Located in Southeastern Mexico, just off the Yucatan Peninsula, Cozumel offers plentiful sandy white beaches with beautiful clear ocean waters. Cozumel, only 28 miles long, is Mexico’s largest Caribbean island. You can get to the island by plane, ferry or by ship as it sits approximately 12 miles away from the mainland.
Known for being one of the premier scuba diving destinations to visit, divers can maneuver the best reefs in the world and a see a huge variety of marine life while out in its waters. While diving and snorkeling are the main attraction to Cozumel, there are a wide variety of other things to see and do while there.

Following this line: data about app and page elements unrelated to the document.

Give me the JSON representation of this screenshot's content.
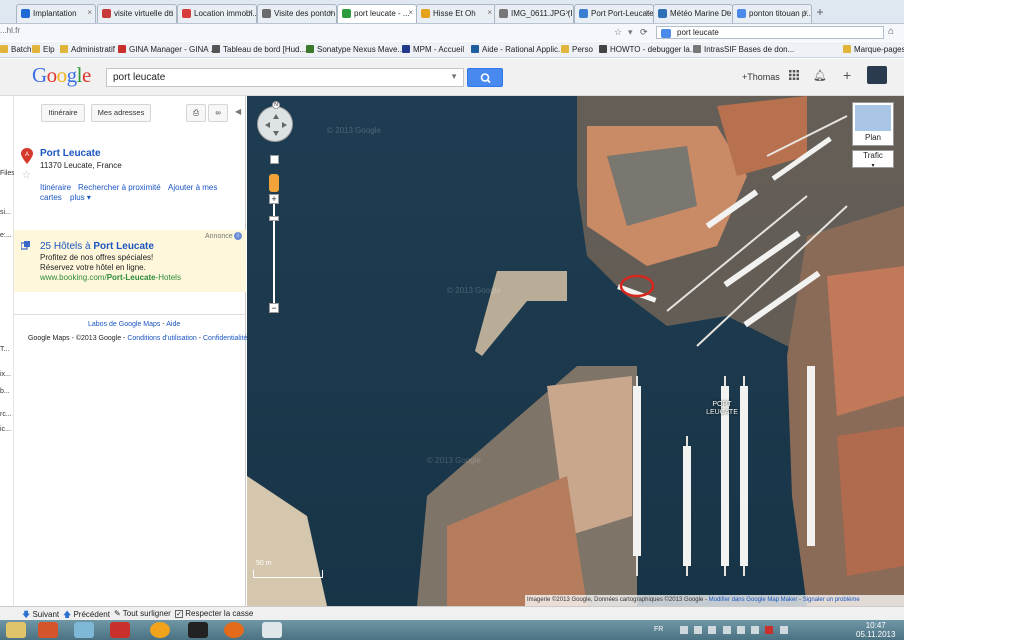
{
  "browser": {
    "tabs": [
      {
        "label": "Implantation",
        "color": "#1e6ad6"
      },
      {
        "label": "visite virtuelle du ...",
        "color": "#c73b3b"
      },
      {
        "label": "Location immobi...",
        "color": "#d63c3c"
      },
      {
        "label": "Visite des ponton...",
        "color": "#6b6b6b"
      },
      {
        "label": "port leucate - ...",
        "color": "#2d9c3a"
      },
      {
        "label": "Hisse Et Oh",
        "color": "#e3a21a"
      },
      {
        "label": "IMG_0611.JPG (I...",
        "color": "#777777"
      },
      {
        "label": "Port Port-Leucate...",
        "color": "#3a7fd0"
      },
      {
        "label": "Météo Marine De...",
        "color": "#2f6fb6"
      },
      {
        "label": "ponton titouan p...",
        "color": "#4a8ae8"
      }
    ],
    "new_tab_label": "+",
    "url_text": "...hl.fr",
    "search_value": "port leucate",
    "bookmarks": [
      {
        "label": "Batch",
        "color": "#e0b53a"
      },
      {
        "label": "Elp",
        "color": "#e0b53a"
      },
      {
        "label": "Administratif",
        "color": "#e0b53a"
      },
      {
        "label": "GINA Manager - GINA ...",
        "color": "#c9302c"
      },
      {
        "label": "Tableau de bord [Hud...",
        "color": "#555555"
      },
      {
        "label": "Sonatype Nexus Mave...",
        "color": "#3b7a2a"
      },
      {
        "label": "MPM - Accueil",
        "color": "#223a8a"
      },
      {
        "label": "Aide - Rational Applic...",
        "color": "#1f5f9f"
      },
      {
        "label": "Perso",
        "color": "#e0b53a"
      },
      {
        "label": "HOWTO - debugger la...",
        "color": "#444444"
      },
      {
        "label": "IntrasSIF Bases de don...",
        "color": "#777777"
      },
      {
        "label": "Marque-pages",
        "color": "#e0b53a"
      }
    ]
  },
  "maps": {
    "logo": "Google",
    "query": "port leucate",
    "user": "+Thomas",
    "sidebar": {
      "btn_itinerary": "Itinéraire",
      "btn_my_addresses": "Mes adresses",
      "result": {
        "marker": "A",
        "title": "Port Leucate",
        "address": "11370 Leucate, France",
        "links": [
          "Itinéraire",
          "Rechercher à proximité",
          "Ajouter à mes",
          "cartes",
          "plus"
        ]
      },
      "ad": {
        "label": "Annonce",
        "title_prefix": "25 Hôtels à ",
        "title_bold": "Port Leucate",
        "line1": "Profitez de nos offres spéciales!",
        "line2": "Réservez votre hôtel en ligne.",
        "url_prefix": "www.booking.com/",
        "url_bold": "Port-Leucate",
        "url_suffix": "-Hotels"
      },
      "footer": {
        "labs": "Labos de Google Maps",
        "sep": " - ",
        "help": "Aide",
        "copyright": "Google Maps - ©2013 Google - ",
        "terms": "Conditions d'utilisation",
        "privacy": "Confidentialité"
      }
    },
    "map": {
      "north_label": "N",
      "layer_plan": "Plan",
      "layer_traffic": "Trafic",
      "place_label": "PORT LEUCATE",
      "scale": "50 m",
      "watermark": "© 2013 Google",
      "attribution": "Imagerie ©2013 Google, Données cartographiques ©2013 Google - ",
      "edit_link": "Modifier dans Google Map Maker",
      "report_link": "Signaler un problème",
      "highlight_color": "#d8261c"
    },
    "findbar": {
      "next": "Suivant",
      "prev": "Précédent",
      "highlight": "Tout surligner",
      "match_case": "Respecter la casse"
    },
    "taskbar": {
      "lang": "FR",
      "time": "10:47",
      "date": "05.11.2013"
    },
    "left_clip": [
      "Files",
      "si...",
      "e:...",
      "T...",
      "ix...",
      "b...",
      "rc...",
      "ic..."
    ]
  }
}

The Maya are thought to have been the first to call Cozumel home over 2,000 years ago and you can still today, see many of their ruins. San Gervasio, located in the center of the island, holds the ruins where Mayan woman paid tribute to the goddess of love and fertility, Ix-Chel. There are many more ruins to visit on the island such as Tikal, surrounded by thick jungle, Chichen Itza, which has massive pyramids and Tulum, the only Mayan city built to overlook the sea.
In 1518, an expedition led by Juan de Grijalva came to the island followed by Hernan Cortes in 1519. 10,000 Maya people openly received both of these expedition teams. In 1520, crew members of the Panfilo Narvaez expedition brought smallpox to the island and by 1570, only 358 Maya had survived. By 1688, most on the island came inland to towns such as Chemax. In 1848, refugees escaping the tumult of the Caste War of Yucatan settled on the island and the next year, in 1849 the town of San Miguel de Cozumel was recognized by the Mexican government.
In the 1960s, Jacques Cousteau brought notoriety to the island and described Cozumel as one of the most beautiful scuba diving areas of the word. After this, the tourism boom began and in the early 1970’s the island saw a cruise ship terminal being built.
Each year, Cozumel celebrate Carnaval de Cozumel, a tradition that dates back to 1876. This huge fiesta, which typically occurs in February each year, boasts 3 to 4 nights of colorful parades that feature an array of beautiful costumes and groups performing for your entertainment and has been compared to Mardi Gras here in the United States.
Today, approximately 95,000 residents live in Cozumel and are said to be the friendliest, courteous people in Mexican who welcome tourists to enjoy their island.